Fifth Sunday after Easter – Tuesday
For I reckon that the sufferings of this present time are not worthy to be compared with the glory which shall be revealed in us. – Romans 8:18.
The children of God in this world do not suffer less, but more than unbelievers. For the devil and the wicked world are against them; they are also harassed by their own flesh and blood, which it is their duty to crucify and which it is also their desire to crucify; and God chastises them in Fatherly mercy, it is true; but it still smarts. The narrow way, which leads to heaven, is beset with afflictions. Where does that narrow way lead? To heaven. Ah! so it is. That comforts and quickens. The narrow way of suffering leads to heaven, to the fullness of eternal life. The broad way, the way of the ungodly world, so agreeable to flesh and blood, leads not to life, but to damnation. Therefore, as the children of God, we surely want to walk the narrow way. And the heavenly glory which has been promised to all of God’s people, that glory which awaits us at the end of the narrow way, that glory which follows upon the sufferings of this present time, that glory is so exceedingly great, and everlasting, “that the sufferings of this present time are not worthy to be compared with [that] glory;” these sufferings are as nothing when considered alongside of the glory of heaven.
In consideration of this glory, we are to gladly bear the sufferings which the trusty hand of God allows to visit us on our pilgrimage to heaven. These afflictions are not given us for our detriment, but for our benefit, to focus us on our need of God’s grace in order to remain “faithful” (Revelation 2:10) until the end of our earthly life. Shall we be put to shame by the ungodly people of this world who, to acquire some earthly treasure, some temporal good, often undergo grievous hardships and misery without minding these at all? Yet, how often are they disappointed in the results of all their efforts? Their earthly treasure, their fortune, may vanish away. But we, the children of God, shall not be disappointed in “the glory which shall be revealed in us” in heaven. We shall most certainly obtain the glory which shall be revealed in us; for God is true, who promises these blessings to us; He “cannot lie” (Titus 1:2). And this glory of heaven is “incorruptible, and undefiled, and that fadeth not away” (I Peter 1:4); this heavenly inheritance will not vanish away from us. All other treasures vanish, but we, “the righteous” (Psalm 1:6), shall remain, by God’s grace alone, in possession of our inheritance in all eternity.
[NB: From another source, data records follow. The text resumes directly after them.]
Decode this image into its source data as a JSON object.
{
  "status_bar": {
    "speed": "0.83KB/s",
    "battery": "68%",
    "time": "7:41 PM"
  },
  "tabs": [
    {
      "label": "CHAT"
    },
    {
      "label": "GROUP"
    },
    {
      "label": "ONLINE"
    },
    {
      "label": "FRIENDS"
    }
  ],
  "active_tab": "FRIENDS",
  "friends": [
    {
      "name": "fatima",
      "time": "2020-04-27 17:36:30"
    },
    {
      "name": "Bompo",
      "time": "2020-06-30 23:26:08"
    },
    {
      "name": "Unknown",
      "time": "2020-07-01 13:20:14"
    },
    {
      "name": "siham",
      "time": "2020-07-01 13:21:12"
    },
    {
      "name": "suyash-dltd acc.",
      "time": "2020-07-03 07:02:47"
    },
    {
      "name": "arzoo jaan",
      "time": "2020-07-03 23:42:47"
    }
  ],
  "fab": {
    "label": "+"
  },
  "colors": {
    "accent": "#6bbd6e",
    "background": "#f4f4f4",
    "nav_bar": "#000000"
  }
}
Therefore, with the glory of heaven waiting for us and all believers, continue to willingly suffer, O Christian, whatever falls to your lot. God will give you the strength to “bear it” (I Corinthians 10:13). He will give you “grace to help in time of need” (Hebrews 4:16). “O give thanks unto the Lord, for He is good, for His mercy endureth forever” (Psalm 136:1)!
PRAYER – Lord, my God, right well do I know that the sufferings of this present time are not worthy to be compared with the glory which is to be revealed in me, yes, in me. But Thou knowest how weak and faint-hearted I am at times, and how easily I become discouraged. Have mercy upon me, faithful, gracious God, and help me, with Thy living, powerful Word, the sword of the Spirit, no matter what sufferings come into my life, to focus more and more on that “inheritance incorruptible, and undefiled, and that fadeth not away, reserved in heaven for [me]” (I Peter 1:4). This I pray for Jesus’ sake. Amen.
This I believe, yea, rather, of this I make my boast;
that God is my dear Father, the Friend who loves me most;
and that, whate’er betide me, my Savior is at hand,
through stormy seas to guide me, and bring me safe to land.
My heart for joy is springing and can no more be sad;
‘tis full of mirth and singing, sees naught but sunshine glad.
The Sun that cheers my spirit, is Jesus Christ, my King;
that which I shall inherit, makes me rejoice and sing.
(Hymn 528, st. 2, 15; TLH)